In just five pages of dialogue between a father and a son, author Juan Rulfo returns to the essence of what makes Mexican literature of the twentieth century so refreshing. A rural sensibility, categorized by images of people and their land and the desolate and terse rhythms of a Mexico left in poverty—after promises of revolution and reform gone unfulfilled—are iconic Rulfo. With darkness and light, through silence and sound, through ghost towns shackled by a hot and barren landscape, Rulfo revisits the history of a country that aches with the pain of its people.
I was initially drawn to Juan Rulfo when assigned his most notable work, the novel “Pedro Páramo,” in my Spanish literature class at UC Santa Cruz. I was intrigued by Rulfo’s depictions of sparse yet dramatic Mexican landscapes and was impressed that he was a compatriot of my mother’s home state of Jalisco.
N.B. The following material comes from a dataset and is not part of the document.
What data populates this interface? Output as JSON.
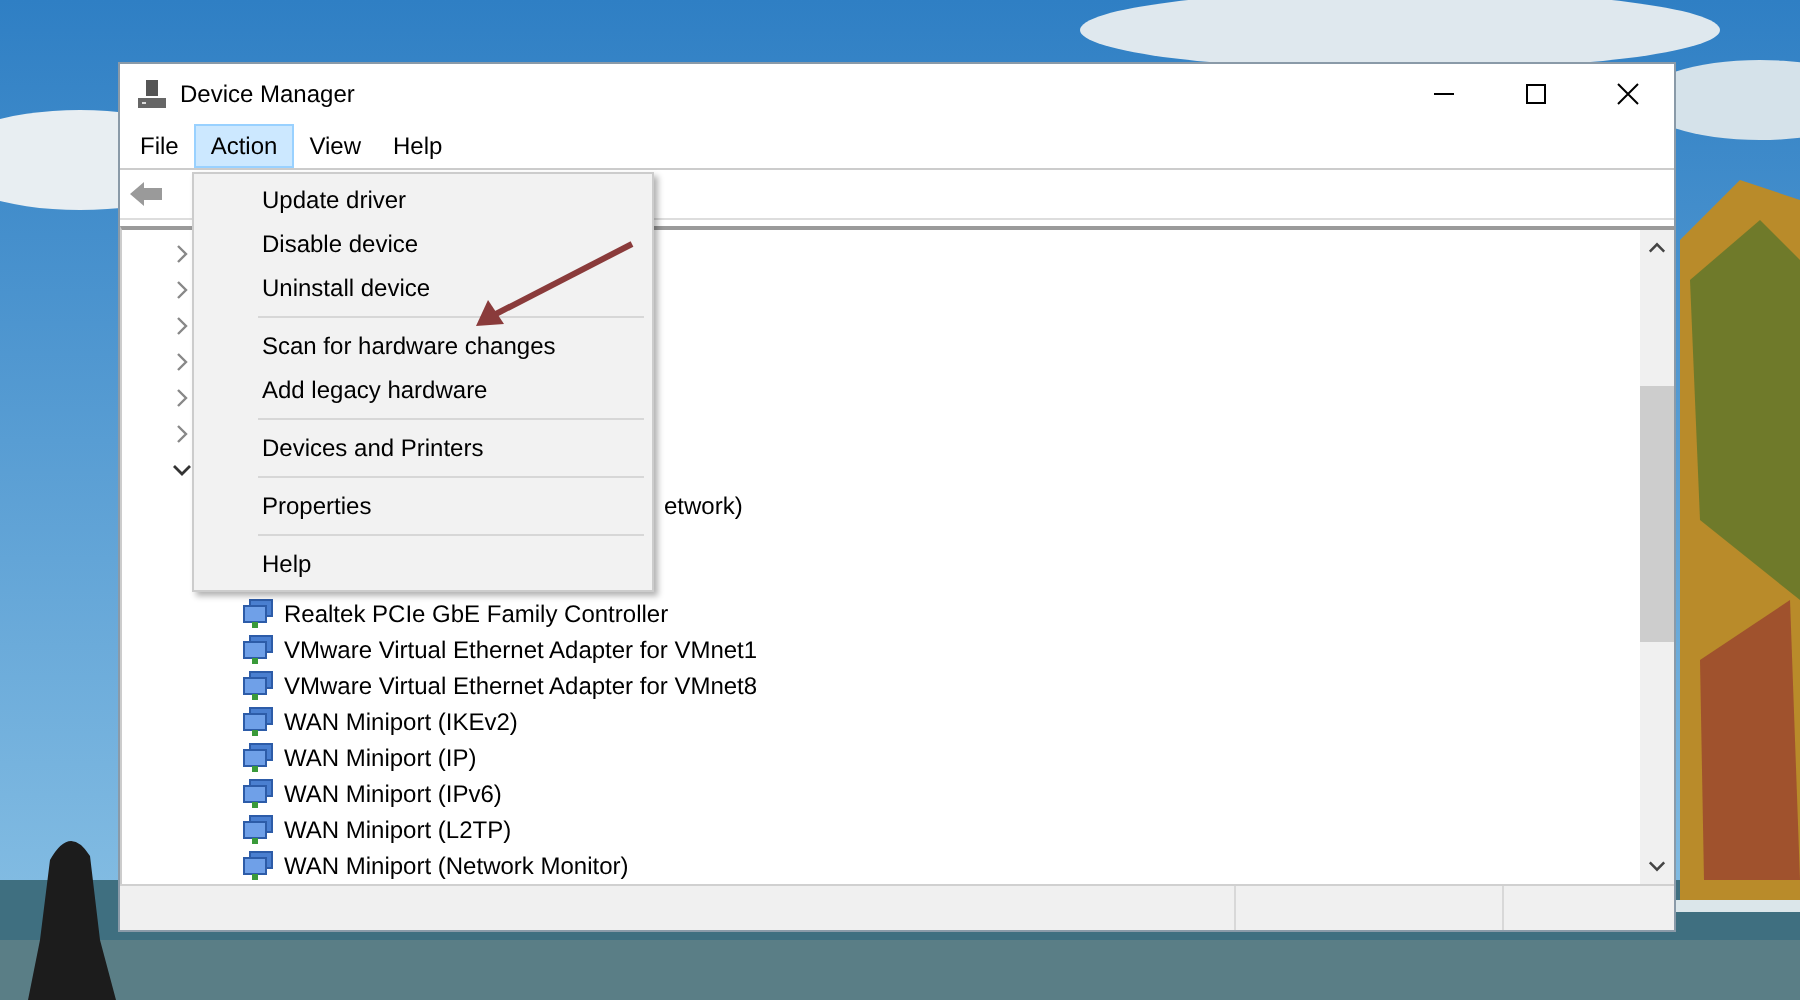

I read his short story, No oyes ladrar los perros (No Dogs Bark), during a field study in Guadalajara, Mexico, and visited Sayula, the town where he grew up, when a short time later I went with a production crew to film footage for a documentary about the Mexican economic crisis. These experiences—visiting my mother’s birth country and reading Rulfo while I was visiting native farmers, ranchers, and journalists—informed my interest and passion for this writer whose works I consider enduring classics of literary Mexico.
Rulfo’s No oyes ladrar los perros moved me, this story about a man carrying his wounded adult son, Ignacio, over his shoulder for hours seeking a doctor said to be available in a nearby town. Rulfo has a way of immediately immersing his readers into scenes of tension and urgency. In this story, he constructs an eerie atmosphere, remote and mysterious with a doom-ridden swell that infuses the story as a father dialogues with his son. The father is determined yet somber, chronicling his grief with words that are also terse and spare, as well as intense and blunt. The son he carries remains silent through most of the story.
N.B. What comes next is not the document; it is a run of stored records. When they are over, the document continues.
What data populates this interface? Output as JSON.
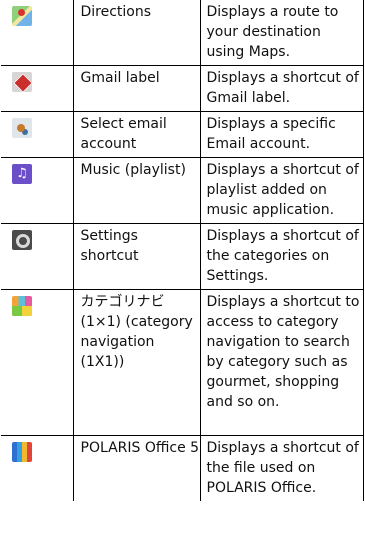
{
  "rows": [
    {
      "icon": "maps-icon",
      "name": "Directions",
      "description": "Displays a route to your destination using Maps."
    },
    {
      "icon": "gmail-label-icon",
      "name": "Gmail label",
      "description": "Displays a shortcut of Gmail label."
    },
    {
      "icon": "email-account-icon",
      "name": "Select email account",
      "description": "Displays a specific Email account."
    },
    {
      "icon": "music-playlist-icon",
      "name": "Music (playlist)",
      "description": "Displays a shortcut of playlist added on music application."
    },
    {
      "icon": "settings-icon",
      "name": "Settings shortcut",
      "description": "Displays a shortcut of the categories on Settings."
    },
    {
      "icon": "category-navigation-icon",
      "name": "カテゴリナビ (1×1) (category navigation (1X1))",
      "description": "Displays a shortcut to access to category navigation to search by category such as gourmet, shopping and so on."
    },
    {
      "icon": "polaris-office-icon",
      "name": "POLARIS Office 5",
      "description": "Displays a shortcut of the file used on POLARIS Office."
    }
  ]
}
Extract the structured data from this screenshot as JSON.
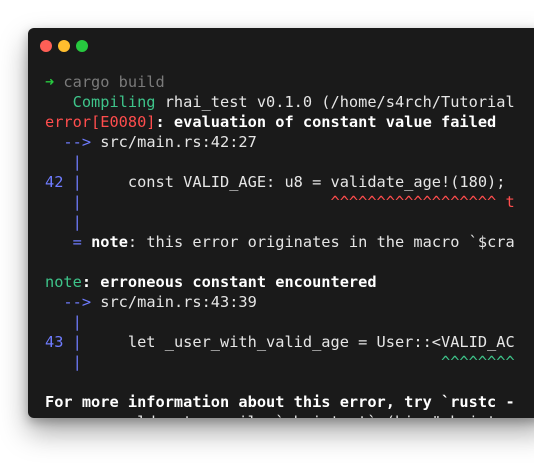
{
  "window": {
    "buttons": [
      {
        "name": "close",
        "color": "#ff5f56"
      },
      {
        "name": "minimize",
        "color": "#ffbd2e"
      },
      {
        "name": "maximize",
        "color": "#27c93f"
      }
    ]
  },
  "colors": {
    "background": "#1a1a1a",
    "text": "#e6e6e6",
    "prompt_arrow": "#27c93f",
    "muted": "#7a7a7a",
    "success": "#3ec48a",
    "error": "#ff4d4d",
    "info": "#6f7cff"
  },
  "terminal": {
    "lines": [
      [
        {
          "t": "➜ ",
          "c": "#27c93f"
        },
        {
          "t": "cargo build",
          "c": "#7a7a7a"
        }
      ],
      [
        {
          "t": "   Compiling",
          "c": "#3ec48a"
        },
        {
          "t": " rhai_test v0.1.0 (/home/s4rch/Tutorial",
          "c": "#e6e6e6"
        }
      ],
      [
        {
          "t": "error[E0080]",
          "c": "#ff4d4d"
        },
        {
          "t": ": evaluation of constant value failed",
          "c": "#ffffff",
          "b": true
        }
      ],
      [
        {
          "t": "  --> ",
          "c": "#6f7cff"
        },
        {
          "t": "src/main.rs:42:27",
          "c": "#e6e6e6"
        }
      ],
      [
        {
          "t": "   |",
          "c": "#6f7cff"
        }
      ],
      [
        {
          "t": "42 |",
          "c": "#6f7cff"
        },
        {
          "t": "     const VALID_AGE: u8 = validate_age!(180);",
          "c": "#e6e6e6"
        }
      ],
      [
        {
          "t": "   |",
          "c": "#6f7cff"
        },
        {
          "t": "                           ^^^^^^^^^^^^^^^^^^ t",
          "c": "#ff4d4d"
        }
      ],
      [
        {
          "t": "   |",
          "c": "#6f7cff"
        }
      ],
      [
        {
          "t": "   = ",
          "c": "#6f7cff"
        },
        {
          "t": "note",
          "c": "#ffffff",
          "b": true
        },
        {
          "t": ": this error originates in the macro `$cra",
          "c": "#e6e6e6"
        }
      ],
      [],
      [
        {
          "t": "note",
          "c": "#3ec48a"
        },
        {
          "t": ": erroneous constant encountered",
          "c": "#ffffff",
          "b": true
        }
      ],
      [
        {
          "t": "  --> ",
          "c": "#6f7cff"
        },
        {
          "t": "src/main.rs:43:39",
          "c": "#e6e6e6"
        }
      ],
      [
        {
          "t": "   |",
          "c": "#6f7cff"
        }
      ],
      [
        {
          "t": "43 |",
          "c": "#6f7cff"
        },
        {
          "t": "     let _user_with_valid_age = User::<VALID_AC",
          "c": "#e6e6e6"
        }
      ],
      [
        {
          "t": "   |",
          "c": "#6f7cff"
        },
        {
          "t": "                                       ^^^^^^^^",
          "c": "#3ec48a"
        }
      ],
      [],
      [
        {
          "t": "For more information about this error, try `rustc -",
          "c": "#ffffff",
          "b": true
        }
      ],
      [
        {
          "t": "error",
          "c": "#ff4d4d"
        },
        {
          "t": ": could not compile `rhai_test` (bin \"rhai_tes",
          "c": "#e6e6e6"
        }
      ]
    ]
  }
}
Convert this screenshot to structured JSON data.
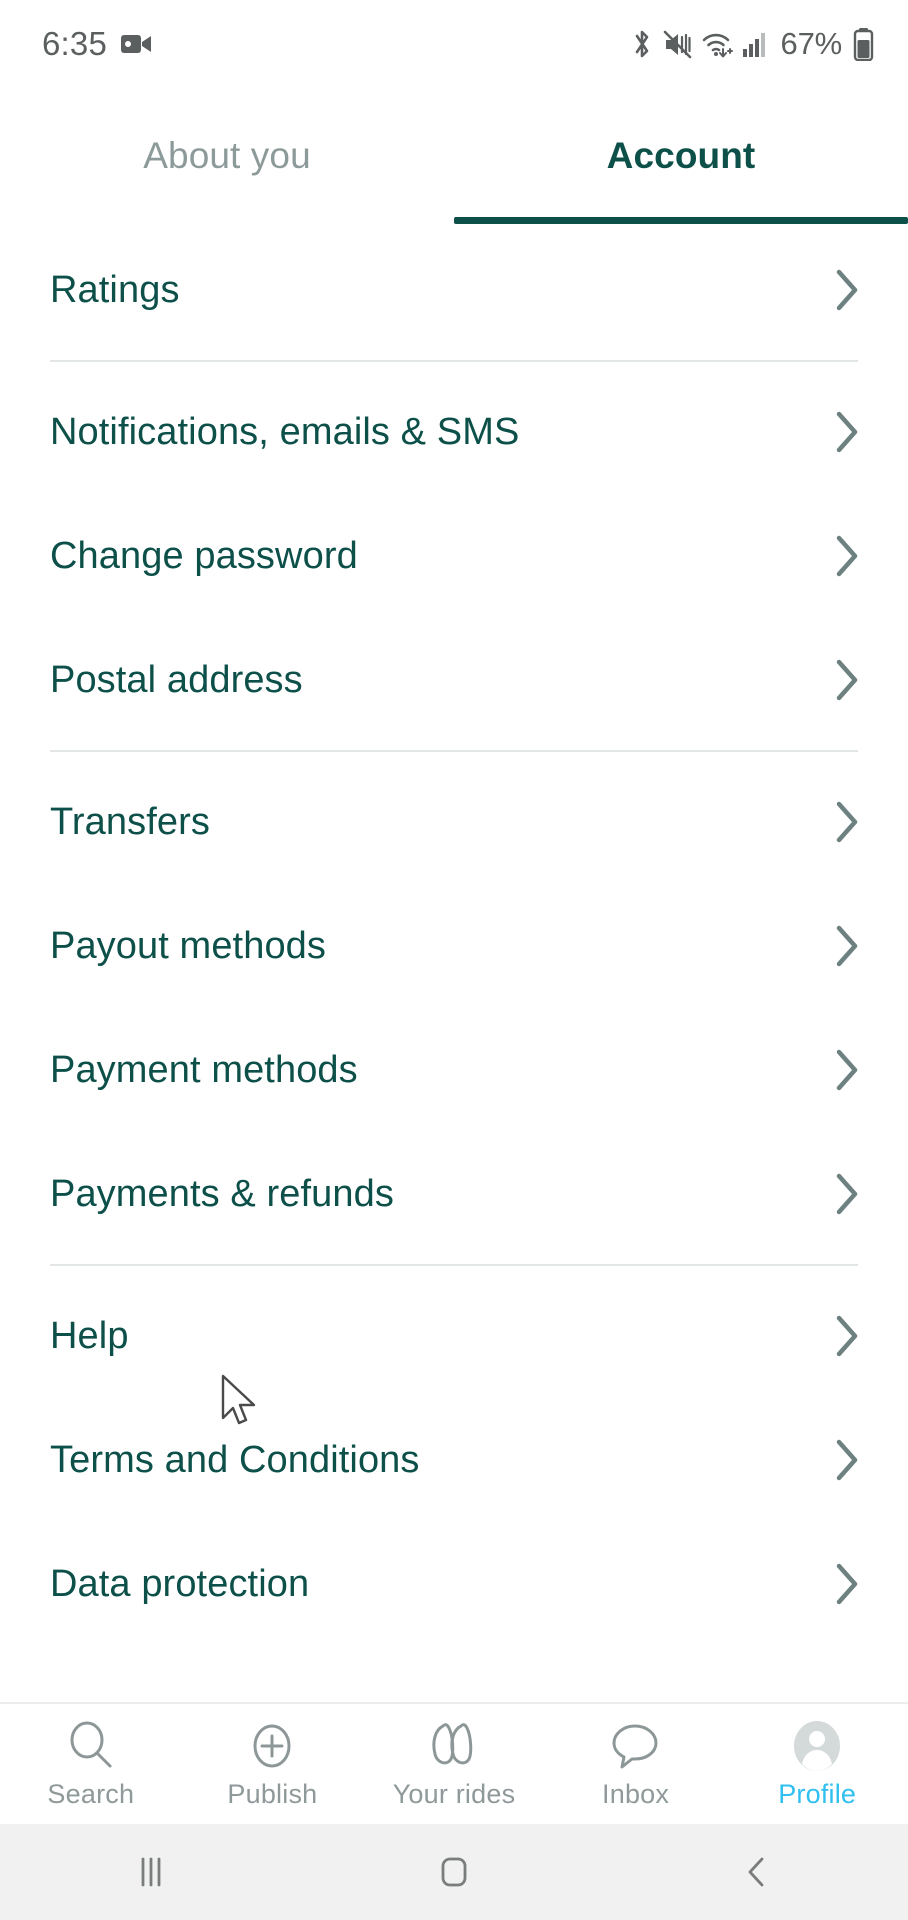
{
  "status_bar": {
    "clock": "6:35",
    "battery_percent": "67%",
    "icons": [
      "screen-record-icon",
      "bluetooth-icon",
      "vibrate-mute-icon",
      "wifi-icon",
      "cellular-signal-icon",
      "battery-icon"
    ]
  },
  "tabs": [
    {
      "label": "About you",
      "active": false
    },
    {
      "label": "Account",
      "active": true
    }
  ],
  "groups": [
    {
      "rows": [
        {
          "label": "Ratings"
        }
      ]
    },
    {
      "rows": [
        {
          "label": "Notifications, emails & SMS"
        },
        {
          "label": "Change password"
        },
        {
          "label": "Postal address"
        }
      ]
    },
    {
      "rows": [
        {
          "label": "Transfers"
        },
        {
          "label": "Payout methods"
        },
        {
          "label": "Payment methods"
        },
        {
          "label": "Payments & refunds"
        }
      ]
    },
    {
      "rows": [
        {
          "label": "Help"
        },
        {
          "label": "Terms and Conditions"
        },
        {
          "label": "Data protection"
        }
      ]
    }
  ],
  "bottom_nav": [
    {
      "label": "Search",
      "icon": "search-icon",
      "active": false
    },
    {
      "label": "Publish",
      "icon": "plus-circle-icon",
      "active": false
    },
    {
      "label": "Your rides",
      "icon": "rides-icon",
      "active": false
    },
    {
      "label": "Inbox",
      "icon": "chat-bubble-icon",
      "active": false
    },
    {
      "label": "Profile",
      "icon": "avatar-icon",
      "active": true
    }
  ],
  "system_bar": {
    "recents": "recents-icon",
    "home": "home-icon",
    "back": "back-icon"
  },
  "colors": {
    "brand_teal": "#0d5049",
    "tab_inactive": "#8c9b99",
    "accent_cyan": "#2fc0f0",
    "divider": "#e3e6e6",
    "chevron": "#6d8280",
    "nav_label": "#90999a",
    "background": "#ffffff",
    "system_bar": "#f1f1f1"
  }
}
This father is not proud of his son. The son has become a thorn in his flesh, a sour disappointment, having lived as a thief and murderer. As the father endures the weight of his son’s life upon him, the father’s legs fold beneath him, his feet cramp, his vision clouds. His neck is weighted with the grip of his son’s hands. The father’s condition, caused by the burden of the son he now carries and has carried through the years, mirrors Ignacio’s debilitation.
Surrounded by distant hillsides, illuminated only by the moon, the father becomes more vocal and rancorous over his son’s reckless lifestyle. When the son thirsts, the father recalls him as an infant. Even after consuming his mother’s milk, Ignacio was rabid with a hunger that could only be placated with water. This past foreshadows the present; Ignacio’s parents did everything they could to nurture him, and as an adult he did nothing for them. His unquenchable thirst for more and dissatisfaction for the little his parents were able to provide him, eventually steered him off course. The father rebukes Ignacio, telling him he would surely have killed his mother had she lived to see this day and not died giving birth to another son.
As the father and son draw closer to their destination, the barking of dogs echoes the father’s reluctance and while typically a sound associated with danger, it becomes a beacon of hope, an indicator of the father’s imminent relief and the son’s possible salvation.
Yet, the father admits to the son that his motivation to help is not for his son’s sake, but for the memory of his dead wife, the boy’s mother. He confesses to struggling with the ambivalence he feels about whether to see his son through this dilemma or abandon him to those who had first bludgeoned him. The father curses his son, as the son has hurt even those that he knew personally, including his own godfather. Symbolically, the shadow of father and son in the moonlight unites them, however morally divided they now may be.
No oyes ladrar los perros, set among the landscape of rural life in Mexico, is a masterful depiction of anticipation, conflict, and failed relationships. It is a portrait of agony between a father and son, under the cover of night, illuminated by moonlight, that shows the physical impression a rebellious son leaves on a father and a bitter father’s dubious love and final endeavor to save his son’s life—ominously announced by the barking of dogs.
Eréndira Ramírez-Ortega holds an MFA from Mills College and a BA from UCLA. Her fiction has appeared in Black Warrior Review, Fourteen Hills, Other Voices, Santa Clara Review, and Calaca Review. She contributes interviews at The Review Review and her most recent publishing essay is featured in Front Porch Commons: A Project of [CLMP].